“I’ve had better weeks than the last one, believe me,” Steele said.

Tuesday’s weekly spot price of uranium fell to $60 per pound, according to UxC Consulting, a company that tracks global uranium prices. That’s down $6.50 from a week earlier and $12 from the end of January.

The March 11 earthquake and tsunami knocked out power to Japan’s Fukushima Dai-ichi nuclear complex and interfered with the plant’s ability to keep its nuclear material cool and contained. The plant has sustained several radiation leaks, and the U.S. Embassy in Tokyo warned U.S. citizens Thursday to stay at least 50 miles away from the plant.

Already, China and Germany have announced moratoriums on new nuclear plants, and U.S. congressmen like Massachusetts Democrat Ed Markey are calling for the same thing here. Italy will hold a national referendum on building more nuclear plants in June.

Reaction to the disaster has played havoc with Energy Fuels and other uranium companies, which mostly are headquartered in Canada.

“It is sell now, ask questions later for the uranium market,” Canada’s Financial Post said Tuesday.

Energy Fuels wrapped up its plan Thursday to sell $10 million in shares of the company. The price was dependent on market conditions at the time, and Energy Fuels stock had dropped to 41.5 cents per share at Thursday’s close on the Toronto stock exchange, down from 87 cents the day before the earthquake.

Steele said it’s “only realistic” to think some of the financing for the mill will be delayed, but perhaps by as little as a few months.

“We didn’t plan to go out and raise money in the face of what has been probably the worst week the nuclear industry has seen in 25 years,” Steele said.

Steele was referring to the Chernobyl nuclear plant in the former Soviet Union, which sustained the worst disaster in the history of civilian nuclear power in 1986.

The Piñon Ridge mill would be the country’s first new uranium mill in two decades.

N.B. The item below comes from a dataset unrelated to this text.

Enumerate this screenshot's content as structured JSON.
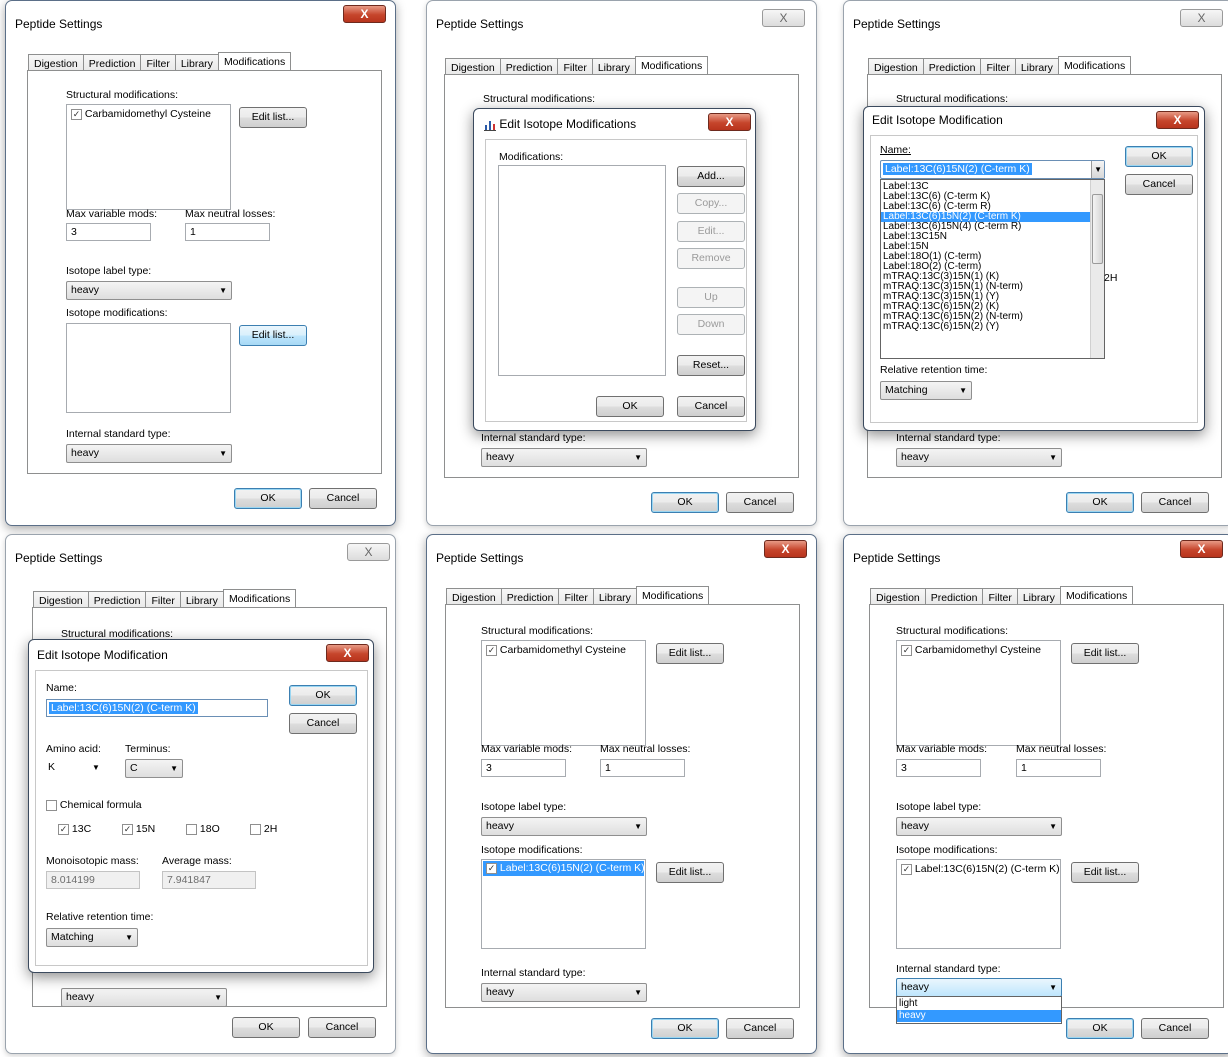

Energy Fuels hopes it spurs a resurgence in uranium mining in Southwest Colorado, which used to supply much of the ore for American power plants and nuclear weapons.

The tsunami happened just four days after Energy Fuels received a radioactive-materials license from the state health department.

The license requires Energy Fuels to put up $11 million to guarantee cleanup of the mill, due in four payments. The first installment of $1.4 million is due May 6.

The uranium market saw a rebound at the end of the last decade as more countries turned toward nuclear power and the uranium from old nuclear weapons – which had flooded the market for civilian reactors – began to run out.

UxC Consulting noted the fundamental strength of the market in its newsletter last Monday, but it anticipates a lengthy political fallout from the disaster that will continue to hurt the uranium market.

“We think it is much more likely that this story is not going to go away for a long time,” Ux Weekly said.

Steele also thinks the market is sound, but he agrees that the political conversation around nuclear power has gotten more difficult for his company.

“It’s definitely a bump in the road, and it’s likely to translate into some delay in what we’re able to do. It doesn’t shut the door on folks needing fuel for nuclear plants,” Steele said.